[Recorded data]
########################################

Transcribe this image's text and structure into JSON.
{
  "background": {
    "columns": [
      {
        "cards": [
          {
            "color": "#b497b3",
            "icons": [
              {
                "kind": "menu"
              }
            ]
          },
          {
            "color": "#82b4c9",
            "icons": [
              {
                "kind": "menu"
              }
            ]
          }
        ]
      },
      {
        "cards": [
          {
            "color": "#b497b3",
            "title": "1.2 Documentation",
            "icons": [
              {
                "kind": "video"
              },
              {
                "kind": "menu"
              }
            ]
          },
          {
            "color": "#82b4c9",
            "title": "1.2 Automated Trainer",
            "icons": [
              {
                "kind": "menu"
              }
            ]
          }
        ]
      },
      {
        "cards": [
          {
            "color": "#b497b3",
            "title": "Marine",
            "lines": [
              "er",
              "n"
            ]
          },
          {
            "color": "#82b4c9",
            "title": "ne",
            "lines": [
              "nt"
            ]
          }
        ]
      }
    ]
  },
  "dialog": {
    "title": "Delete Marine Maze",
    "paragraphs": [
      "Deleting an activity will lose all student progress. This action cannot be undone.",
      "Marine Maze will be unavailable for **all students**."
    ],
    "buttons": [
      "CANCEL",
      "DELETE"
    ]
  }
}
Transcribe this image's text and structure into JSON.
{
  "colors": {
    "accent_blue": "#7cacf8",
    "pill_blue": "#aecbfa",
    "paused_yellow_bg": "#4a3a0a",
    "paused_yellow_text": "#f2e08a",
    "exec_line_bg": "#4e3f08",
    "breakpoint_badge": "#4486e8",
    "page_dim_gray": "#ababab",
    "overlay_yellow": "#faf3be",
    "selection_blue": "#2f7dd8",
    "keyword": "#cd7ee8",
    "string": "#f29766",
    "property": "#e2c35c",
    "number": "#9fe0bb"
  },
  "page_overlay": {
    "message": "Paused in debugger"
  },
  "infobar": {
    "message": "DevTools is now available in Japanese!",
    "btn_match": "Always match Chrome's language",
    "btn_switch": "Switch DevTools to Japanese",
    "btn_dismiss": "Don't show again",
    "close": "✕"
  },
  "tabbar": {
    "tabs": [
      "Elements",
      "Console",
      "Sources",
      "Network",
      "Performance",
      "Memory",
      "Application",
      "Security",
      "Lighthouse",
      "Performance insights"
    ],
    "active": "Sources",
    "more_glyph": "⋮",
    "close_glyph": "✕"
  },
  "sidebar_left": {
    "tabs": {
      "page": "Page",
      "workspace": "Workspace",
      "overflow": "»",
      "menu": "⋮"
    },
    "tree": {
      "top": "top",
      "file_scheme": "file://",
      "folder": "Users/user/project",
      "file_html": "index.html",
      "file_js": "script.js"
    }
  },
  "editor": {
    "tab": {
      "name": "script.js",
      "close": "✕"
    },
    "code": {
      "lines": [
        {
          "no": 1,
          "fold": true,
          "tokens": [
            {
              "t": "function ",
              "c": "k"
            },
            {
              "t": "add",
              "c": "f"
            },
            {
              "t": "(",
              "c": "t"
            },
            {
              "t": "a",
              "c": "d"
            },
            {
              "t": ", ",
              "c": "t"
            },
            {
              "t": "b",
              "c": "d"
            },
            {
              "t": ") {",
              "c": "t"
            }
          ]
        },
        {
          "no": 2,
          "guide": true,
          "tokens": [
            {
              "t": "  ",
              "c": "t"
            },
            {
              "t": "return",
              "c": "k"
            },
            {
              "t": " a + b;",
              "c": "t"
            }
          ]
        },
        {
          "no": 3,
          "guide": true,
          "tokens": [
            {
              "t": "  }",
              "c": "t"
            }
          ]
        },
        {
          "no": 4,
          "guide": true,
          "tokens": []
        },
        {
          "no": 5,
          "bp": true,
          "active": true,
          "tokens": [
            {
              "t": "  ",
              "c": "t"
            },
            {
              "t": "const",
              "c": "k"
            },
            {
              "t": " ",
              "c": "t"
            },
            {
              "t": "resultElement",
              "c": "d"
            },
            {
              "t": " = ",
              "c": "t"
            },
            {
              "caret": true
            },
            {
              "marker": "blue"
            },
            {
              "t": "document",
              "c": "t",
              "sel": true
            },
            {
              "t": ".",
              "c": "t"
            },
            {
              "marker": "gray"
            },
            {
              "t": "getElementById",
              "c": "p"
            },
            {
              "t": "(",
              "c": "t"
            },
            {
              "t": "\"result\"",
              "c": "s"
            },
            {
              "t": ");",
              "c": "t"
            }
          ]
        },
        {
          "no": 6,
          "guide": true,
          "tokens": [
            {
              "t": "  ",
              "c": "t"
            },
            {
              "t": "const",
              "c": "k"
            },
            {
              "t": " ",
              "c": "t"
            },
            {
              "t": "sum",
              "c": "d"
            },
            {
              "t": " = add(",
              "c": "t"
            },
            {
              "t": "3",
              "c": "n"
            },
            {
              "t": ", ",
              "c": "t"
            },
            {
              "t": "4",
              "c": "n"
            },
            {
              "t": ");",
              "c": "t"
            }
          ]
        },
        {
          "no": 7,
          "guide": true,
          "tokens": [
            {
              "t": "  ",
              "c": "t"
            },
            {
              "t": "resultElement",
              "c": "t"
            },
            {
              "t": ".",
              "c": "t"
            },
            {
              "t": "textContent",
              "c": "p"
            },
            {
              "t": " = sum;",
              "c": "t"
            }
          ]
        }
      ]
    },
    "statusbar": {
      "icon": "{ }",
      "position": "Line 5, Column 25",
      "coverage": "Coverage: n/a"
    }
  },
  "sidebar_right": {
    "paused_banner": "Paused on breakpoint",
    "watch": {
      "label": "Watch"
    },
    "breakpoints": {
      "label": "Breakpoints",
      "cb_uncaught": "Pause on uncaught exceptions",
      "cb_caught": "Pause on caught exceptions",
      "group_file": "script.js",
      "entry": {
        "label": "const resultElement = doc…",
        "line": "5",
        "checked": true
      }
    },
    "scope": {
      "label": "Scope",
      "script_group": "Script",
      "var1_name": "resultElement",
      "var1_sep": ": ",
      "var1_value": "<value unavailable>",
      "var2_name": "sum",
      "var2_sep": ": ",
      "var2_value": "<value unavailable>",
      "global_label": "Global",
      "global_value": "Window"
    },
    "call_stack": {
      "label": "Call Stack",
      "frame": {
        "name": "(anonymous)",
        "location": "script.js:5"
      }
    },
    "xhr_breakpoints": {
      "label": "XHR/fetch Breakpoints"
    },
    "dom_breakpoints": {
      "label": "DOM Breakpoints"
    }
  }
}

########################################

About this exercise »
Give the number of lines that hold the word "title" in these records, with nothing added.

Exercise output »
5